Catherine Hunter, KPMG and chair of GCNA, noted how important it was for businesses not just to communicate their positive impacts but to also balance their negative impacts. Referring to a recent survey conducted by KPMG and AICD, she noted that public trust was number one on directors’ agendas for maintaining long term sustainability.
Other organisation’s who shared their activities in relation to the SDGs include Cbus Super Fund, Western Sydney University and WWF. Nicole Bradford, Portfolio Head-Responsible Investment at Cbus noted that super funds were ‘compelled’ to embrace the SDGs as they drive and achieve economic growth and member retirement outcomes.
Jen Dollin, Manager Sustainability from Western Sydney University (WSU) shared how they are transforming education to prepare students for the future such as understanding complexity, dealing with uncertainty, systems and critical thinking. All key skills for the future are noted in Chartered Accountants ANZ’s Future of Talent paper released last year.
"Australia we need to lift our game, we're behind. We lack a shared national vision and have got a lot to do."
Ms Dollin also spoke about WSU’s role as host to the Regional Centre of Expertise on Education for Sustainable Development in Greater Western Sydney (RCE-GWS). RCE-GWS’s vision is to establish itself as a model of how the linked challenges of social, economic and environmental sustainability can be addressed through an integrated process of collaboration.
Of particular interest was Dermot O’Gorman, CEO, WWF Australia, who shared details of how new innovative technology is being used to help deliver on the SDGs. WWF are partners in a project in Fiji using blockchain to improve transparency in the supply chain and stamp out illegal fishing and human rights abuses in the tuna fisheries industry.
“Bait-to-plate transparency using the blockchain will mean there is no place to hide for illegal, unregulated and unreported fishing or those operators who use slave labour or impose horrific conditions.” said O’Gorman.
The role for the accounting profession
Our submission also highlights the vital role of the accounting profession in contributing to the achievement of the SDGs. We act in the public interest, promoting strong economies and a prosperous society. This aligns to the aims of the 2030 agenda for sustainable development.
The International Federation of Accountants (IFAC) released a paper in November 2016. The 2030 agenda for sustainable development – a snapshot of the Accountancy profession’s contribution. This paper identifies three key roles Professional Accountancy Organisation’s can play to contribute to the 2030 Agenda for Sustainable Development. These are mainstreaming, implementing and monitoring the SDGs.

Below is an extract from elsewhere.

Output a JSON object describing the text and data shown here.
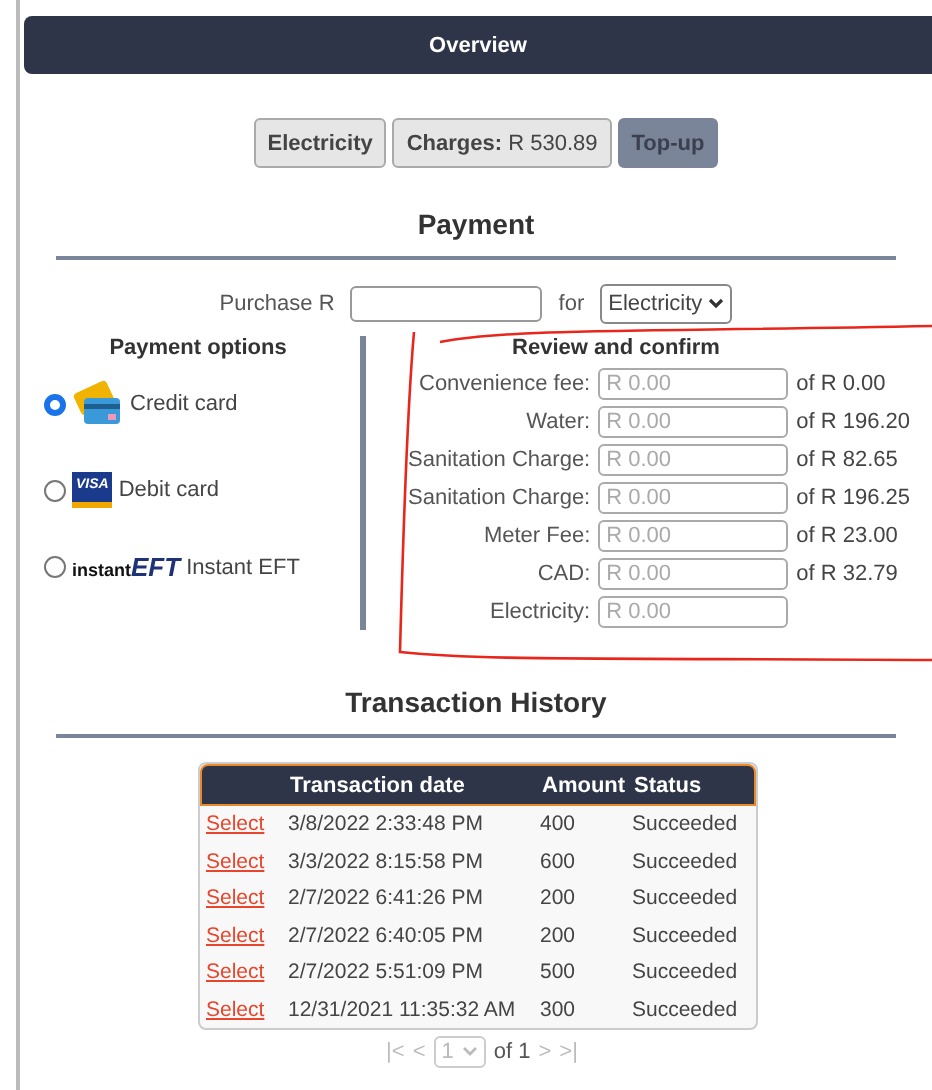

Key relevant SDGs for the profession are:
- Goal 4 – Quality education
- Goal 5 – Gender Equality
- Goal 8 – decent work and economic growth
- Goal 9 – Industry, innovation and infrastructure
- Goal 10 – reduced inequalities
- Goal 12 – responsible consumption and production
- Goal 13 – climate action
- Goal 16 – peace, justice and strong institutions
- Goal 17 – partnerships for the goals
Read the IFAC paper
The 2030 agenda for sustainable development - a snapshot of the accountancy profession's contribution.Read more
Access the submission to senate Inquiry into SDGsRead here